## Records for the exercise
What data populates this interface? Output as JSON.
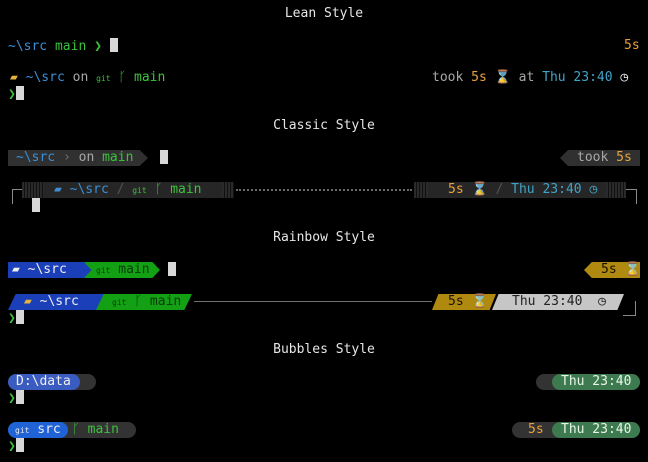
{
  "headers": {
    "lean": "Lean Style",
    "classic": "Classic Style",
    "rainbow": "Rainbow Style",
    "bubbles": "Bubbles Style"
  },
  "lean": {
    "line1_dir": "~\\src",
    "line1_branch": "main",
    "line1_arrow": "❯",
    "line1_right": "5s",
    "line2_dir": "~\\src",
    "line2_on": "on",
    "line2_branch": "main",
    "line2_took": "took",
    "line2_duration": "5s",
    "line2_at": "at",
    "line2_time": "Thu 23:40",
    "line3_arrow": "❯"
  },
  "classic": {
    "line1_dir": "~\\src",
    "line1_on": "on",
    "line1_branch": "main",
    "line1_took": "took",
    "line1_duration": "5s",
    "line2_dir": "~\\src",
    "line2_branch": "main",
    "line2_duration": "5s",
    "line2_time": "Thu 23:40"
  },
  "rainbow": {
    "line1_dir": "~\\src",
    "line1_branch": "main",
    "line1_duration": "5s",
    "line2_dir": "~\\src",
    "line2_branch": "main",
    "line2_duration": "5s",
    "line2_time": "Thu 23:40",
    "line3_arrow": "❯"
  },
  "bubbles": {
    "line1_dir": "D:\\data",
    "line1_time": "Thu 23:40",
    "line2_arrow": "❯",
    "line3_dir": "src",
    "line3_branch": "main",
    "line3_duration": "5s",
    "line3_time": "Thu 23:40",
    "line4_arrow": "❯"
  },
  "colors": {
    "blue": "#3a8fd6",
    "green": "#3cc23c",
    "orange": "#e9a13b",
    "teal": "#41a3c8",
    "rainbow_dir_bg": "#1a3fb8",
    "rainbow_git_bg": "#14a014",
    "rainbow_dur_bg": "#b08a10",
    "rainbow_time_bg": "#c6c6c6",
    "bubble_dir_bg": "#3a5bbf",
    "bubble_time_bg": "#3d7a4f"
  }
}
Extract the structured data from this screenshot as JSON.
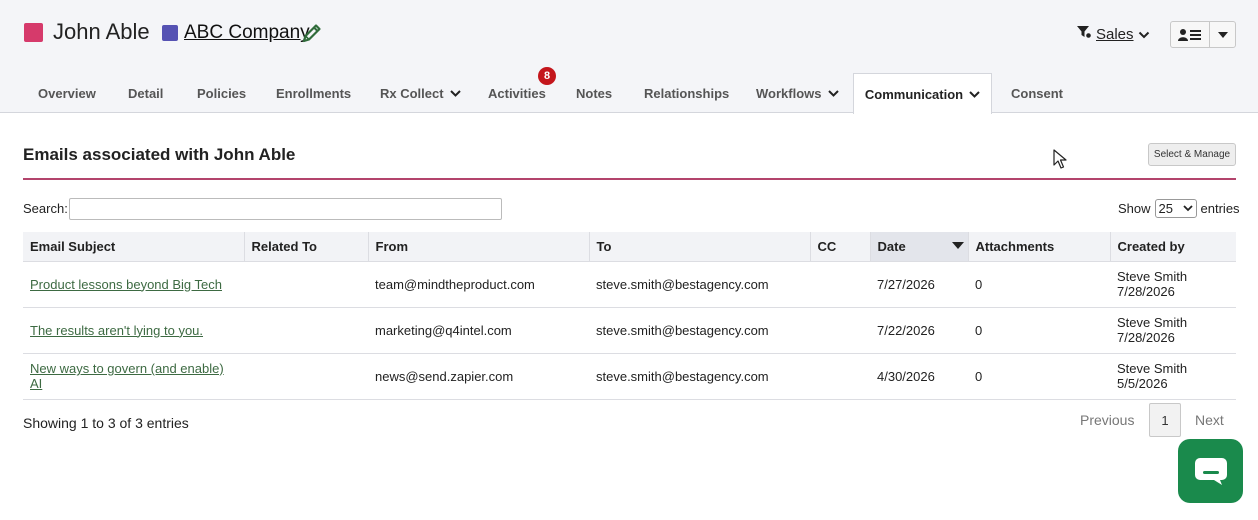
{
  "header": {
    "person_name": "John Able",
    "person_color": "#d63a6b",
    "company_name": "ABC Company",
    "company_color": "#5552b3",
    "edit_icon": "pencil-icon",
    "filter_label": "Sales",
    "view_icon": "contact-list-icon"
  },
  "tabs": [
    {
      "label": "Overview"
    },
    {
      "label": "Detail"
    },
    {
      "label": "Policies"
    },
    {
      "label": "Enrollments"
    },
    {
      "label": "Rx Collect",
      "dropdown": true
    },
    {
      "label": "Activities",
      "badge": "8"
    },
    {
      "label": "Notes"
    },
    {
      "label": "Relationships"
    },
    {
      "label": "Workflows",
      "dropdown": true
    },
    {
      "label": "Communication",
      "dropdown": true,
      "active": true
    },
    {
      "label": "Consent"
    }
  ],
  "section": {
    "title": "Emails associated with John Able",
    "select_manage_label": "Select & Manage",
    "accent_color": "#b3446c"
  },
  "search": {
    "label": "Search:",
    "value": ""
  },
  "length": {
    "show_label": "Show",
    "value": "25",
    "entries_label": "entries"
  },
  "table": {
    "columns": [
      "Email Subject",
      "Related To",
      "From",
      "To",
      "CC",
      "Date",
      "Attachments",
      "Created by"
    ],
    "sorted_column": "Date",
    "rows": [
      {
        "subject": "Product lessons beyond Big Tech",
        "related": "",
        "from": "team@mindtheproduct.com",
        "to": "steve.smith@bestagency.com",
        "cc": "",
        "date": "7/27/2026",
        "attachments": "0",
        "created_by": "Steve Smith",
        "created_date": "7/28/2026"
      },
      {
        "subject": "The results aren't lying to you.",
        "related": "",
        "from": "marketing@q4intel.com",
        "to": "steve.smith@bestagency.com",
        "cc": "",
        "date": "7/22/2026",
        "attachments": "0",
        "created_by": "Steve Smith",
        "created_date": "7/28/2026"
      },
      {
        "subject": "New ways to govern (and enable) AI",
        "related": "",
        "from": "news@send.zapier.com",
        "to": "steve.smith@bestagency.com",
        "cc": "",
        "date": "4/30/2026",
        "attachments": "0",
        "created_by": "Steve Smith",
        "created_date": "5/5/2026"
      }
    ]
  },
  "footer": {
    "info": "Showing 1 to 3 of 3 entries",
    "previous_label": "Previous",
    "page": "1",
    "next_label": "Next"
  },
  "colors": {
    "link": "#3d6a42",
    "chat": "#1a8a4c"
  },
  "chat": {
    "icon": "chat-bubble-icon"
  }
}
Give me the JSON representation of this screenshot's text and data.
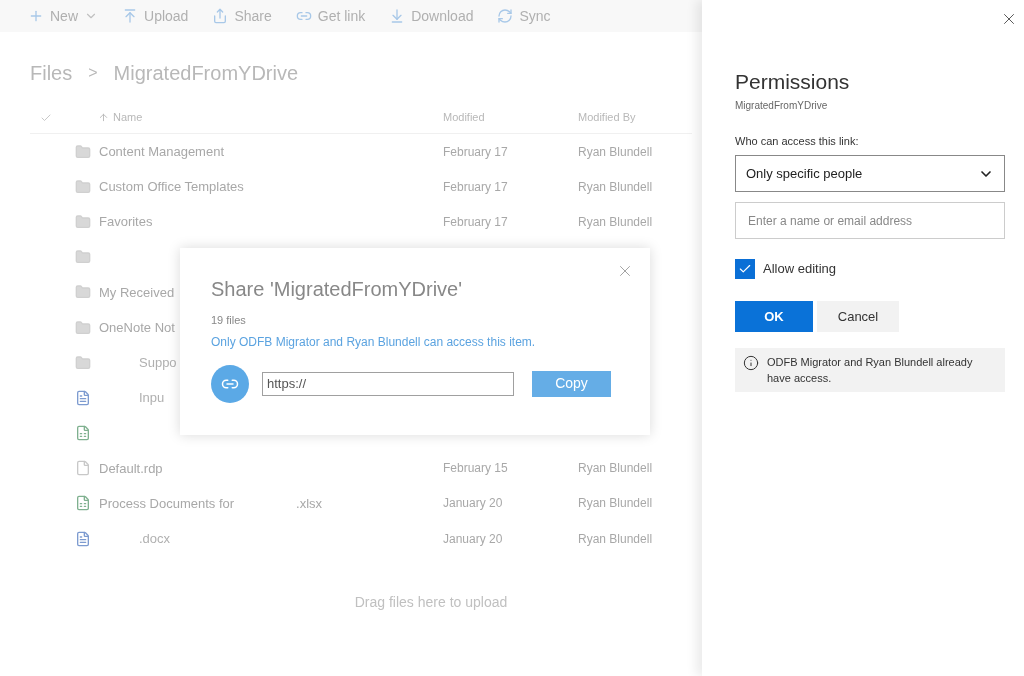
{
  "toolbar": [
    {
      "kind": "new",
      "label": "New"
    },
    {
      "kind": "upload",
      "label": "Upload"
    },
    {
      "kind": "share",
      "label": "Share"
    },
    {
      "kind": "link",
      "label": "Get link"
    },
    {
      "kind": "download",
      "label": "Download"
    },
    {
      "kind": "sync",
      "label": "Sync"
    }
  ],
  "breadcrumb": [
    "Files",
    "MigratedFromYDrive"
  ],
  "breadcrumb_separator": ">",
  "columns": {
    "name": "Name",
    "modified": "Modified",
    "modified_by": "Modified By"
  },
  "rows": [
    {
      "kind": "folder",
      "name": "Content Management",
      "modified": "February 17",
      "modified_by": "Ryan Blundell"
    },
    {
      "kind": "folder",
      "name": "Custom Office Templates",
      "modified": "February 17",
      "modified_by": "Ryan Blundell"
    },
    {
      "kind": "folder",
      "name": "Favorites",
      "modified": "February 17",
      "modified_by": "Ryan Blundell"
    },
    {
      "kind": "folder"
    },
    {
      "kind": "folder",
      "name": "My Received"
    },
    {
      "kind": "folder",
      "name": "OneNote Not"
    },
    {
      "kind": "folder",
      "indented": true,
      "name": "Suppo"
    },
    {
      "kind": "word",
      "indented": true,
      "name": "Inpu"
    },
    {
      "kind": "excel"
    },
    {
      "kind": "file",
      "name": "Default.rdp",
      "modified": "February 15",
      "modified_by": "Ryan Blundell"
    },
    {
      "kind": "excel",
      "name": "Process Documents for",
      "suffix": ".xlsx",
      "modified": "January 20",
      "modified_by": "Ryan Blundell"
    },
    {
      "kind": "word",
      "indented": true,
      "name": ".docx",
      "modified": "January 20",
      "modified_by": "Ryan Blundell"
    }
  ],
  "drop_hint": "Drag files here to upload",
  "share_dialog": {
    "title": "Share 'MigratedFromYDrive'",
    "count": "19 files",
    "access": "Only ODFB Migrator and Ryan Blundell can access this item.",
    "link_value": "https://",
    "copy": "Copy"
  },
  "permissions": {
    "title": "Permissions",
    "subtitle": "MigratedFromYDrive",
    "label": "Who can access this link:",
    "select_value": "Only specific people",
    "people_placeholder": "Enter a name or email address",
    "allow_editing": {
      "label": "Allow editing",
      "checked": true
    },
    "ok": "OK",
    "cancel": "Cancel",
    "info": "ODFB Migrator and Ryan Blundell already have access."
  }
}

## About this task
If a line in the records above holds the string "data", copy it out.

## Solution to this task
What data populates this interface? Output as JSON.
    "line1_dir": "D:\\data",
Extract the structured data from this screenshot as JSON.
Give me the JSON representation of this screenshot's text and data.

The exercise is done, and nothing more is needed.